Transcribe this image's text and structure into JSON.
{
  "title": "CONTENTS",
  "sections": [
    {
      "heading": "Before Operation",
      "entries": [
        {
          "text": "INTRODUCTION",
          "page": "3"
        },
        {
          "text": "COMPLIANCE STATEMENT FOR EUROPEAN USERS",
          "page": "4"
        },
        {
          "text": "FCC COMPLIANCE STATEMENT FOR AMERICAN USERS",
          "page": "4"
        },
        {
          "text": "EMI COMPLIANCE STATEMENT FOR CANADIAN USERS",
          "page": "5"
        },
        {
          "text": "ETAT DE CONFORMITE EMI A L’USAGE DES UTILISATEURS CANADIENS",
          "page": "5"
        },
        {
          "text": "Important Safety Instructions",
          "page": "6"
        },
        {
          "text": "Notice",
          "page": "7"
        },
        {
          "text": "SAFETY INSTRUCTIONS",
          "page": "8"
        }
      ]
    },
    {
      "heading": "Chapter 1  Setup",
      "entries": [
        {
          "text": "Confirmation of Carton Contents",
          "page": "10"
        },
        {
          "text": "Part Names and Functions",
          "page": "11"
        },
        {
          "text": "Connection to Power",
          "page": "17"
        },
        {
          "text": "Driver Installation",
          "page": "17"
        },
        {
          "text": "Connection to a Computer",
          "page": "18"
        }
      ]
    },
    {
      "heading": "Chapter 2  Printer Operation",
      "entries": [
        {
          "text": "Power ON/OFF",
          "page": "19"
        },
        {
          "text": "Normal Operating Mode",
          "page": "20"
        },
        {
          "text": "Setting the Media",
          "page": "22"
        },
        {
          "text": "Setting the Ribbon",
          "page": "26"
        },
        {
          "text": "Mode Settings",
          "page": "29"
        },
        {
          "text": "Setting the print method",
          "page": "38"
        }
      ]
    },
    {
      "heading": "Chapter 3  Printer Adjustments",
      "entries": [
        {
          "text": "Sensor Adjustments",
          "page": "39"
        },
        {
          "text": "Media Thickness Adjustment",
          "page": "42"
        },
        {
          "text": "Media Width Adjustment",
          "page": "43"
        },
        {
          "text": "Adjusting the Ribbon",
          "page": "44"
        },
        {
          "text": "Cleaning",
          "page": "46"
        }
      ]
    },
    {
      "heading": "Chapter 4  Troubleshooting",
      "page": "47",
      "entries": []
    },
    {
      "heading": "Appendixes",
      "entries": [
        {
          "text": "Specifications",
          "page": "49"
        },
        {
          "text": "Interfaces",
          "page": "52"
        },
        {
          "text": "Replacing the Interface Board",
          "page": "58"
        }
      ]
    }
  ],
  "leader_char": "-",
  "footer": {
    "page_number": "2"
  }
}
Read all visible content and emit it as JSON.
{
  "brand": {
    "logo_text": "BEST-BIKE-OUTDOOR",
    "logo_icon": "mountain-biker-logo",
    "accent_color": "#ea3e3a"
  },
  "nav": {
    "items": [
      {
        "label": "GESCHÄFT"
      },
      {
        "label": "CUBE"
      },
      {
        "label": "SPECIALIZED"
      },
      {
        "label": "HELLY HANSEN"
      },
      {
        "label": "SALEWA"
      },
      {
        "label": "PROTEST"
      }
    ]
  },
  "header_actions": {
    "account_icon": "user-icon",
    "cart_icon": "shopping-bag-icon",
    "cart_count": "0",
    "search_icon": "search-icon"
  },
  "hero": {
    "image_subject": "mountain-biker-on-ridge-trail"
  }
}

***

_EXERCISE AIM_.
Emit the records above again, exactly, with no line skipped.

_OUTPUT BELOW_.
Transcribe this image's text and structure into JSON.
{
  "title": "CONTENTS",
  "sections": [
    {
      "heading": "Before Operation",
      "entries": [
        {
          "text": "INTRODUCTION",
          "page": "3"
        },
        {
          "text": "COMPLIANCE STATEMENT FOR EUROPEAN USERS",
          "page": "4"
        },
        {
          "text": "FCC COMPLIANCE STATEMENT FOR AMERICAN USERS",
          "page": "4"
        },
        {
          "text": "EMI COMPLIANCE STATEMENT FOR CANADIAN USERS",
          "page": "5"
        },
        {
          "text": "ETAT DE CONFORMITE EMI A L’USAGE DES UTILISATEURS CANADIENS",
          "page": "5"
        },
        {
          "text": "Important Safety Instructions",
          "page": "6"
        },
        {
          "text": "Notice",
          "page": "7"
        },
        {
          "text": "SAFETY INSTRUCTIONS",
          "page": "8"
        }
      ]
    },
    {
      "heading": "Chapter 1  Setup",
      "entries": [
        {
          "text": "Confirmation of Carton Contents",
          "page": "10"
        },
        {
          "text": "Part Names and Functions",
          "page": "11"
        },
        {
          "text": "Connection to Power",
          "page": "17"
        },
        {
          "text": "Driver Installation",
          "page": "17"
        },
        {
          "text": "Connection to a Computer",
          "page": "18"
        }
      ]
    },
    {
      "heading": "Chapter 2  Printer Operation",
      "entries": [
        {
          "text": "Power ON/OFF",
          "page": "19"
        },
        {
          "text": "Normal Operating Mode",
          "page": "20"
        },
        {
          "text": "Setting the Media",
          "page": "22"
        },
        {
          "text": "Setting the Ribbon",
          "page": "26"
        },
        {
          "text": "Mode Settings",
          "page": "29"
        },
        {
          "text": "Setting the print method",
          "page": "38"
        }
      ]
    },
    {
      "heading": "Chapter 3  Printer Adjustments",
      "entries": [
        {
          "text": "Sensor Adjustments",
          "page": "39"
        },
        {
          "text": "Media Thickness Adjustment",
          "page": "42"
        },
        {
          "text": "Media Width Adjustment",
          "page": "43"
        },
        {
          "text": "Adjusting the Ribbon",
          "page": "44"
        },
        {
          "text": "Cleaning",
          "page": "46"
        }
      ]
    },
    {
      "heading": "Chapter 4  Troubleshooting",
      "page": "47",
      "entries": []
    },
    {
      "heading": "Appendixes",
      "entries": [
        {
          "text": "Specifications",
          "page": "49"
        },
        {
          "text": "Interfaces",
          "page": "52"
        },
        {
          "text": "Replacing the Interface Board",
          "page": "58"
        }
      ]
    }
  ],
  "leader_char": "-",
  "footer": {
    "page_number": "2"
  }
}
Read all visible content and emit it as JSON.
{
  "brand": {
    "logo_text": "BEST-BIKE-OUTDOOR",
    "logo_icon": "mountain-biker-logo",
    "accent_color": "#ea3e3a"
  },
  "nav": {
    "items": [
      {
        "label": "GESCHÄFT"
      },
      {
        "label": "CUBE"
      },
      {
        "label": "SPECIALIZED"
      },
      {
        "label": "HELLY HANSEN"
      },
      {
        "label": "SALEWA"
      },
      {
        "label": "PROTEST"
      }
    ]
  },
  "header_actions": {
    "account_icon": "user-icon",
    "cart_icon": "shopping-bag-icon",
    "cart_count": "0",
    "search_icon": "search-icon"
  },
  "hero": {
    "image_subject": "mountain-biker-on-ridge-trail"
  }
}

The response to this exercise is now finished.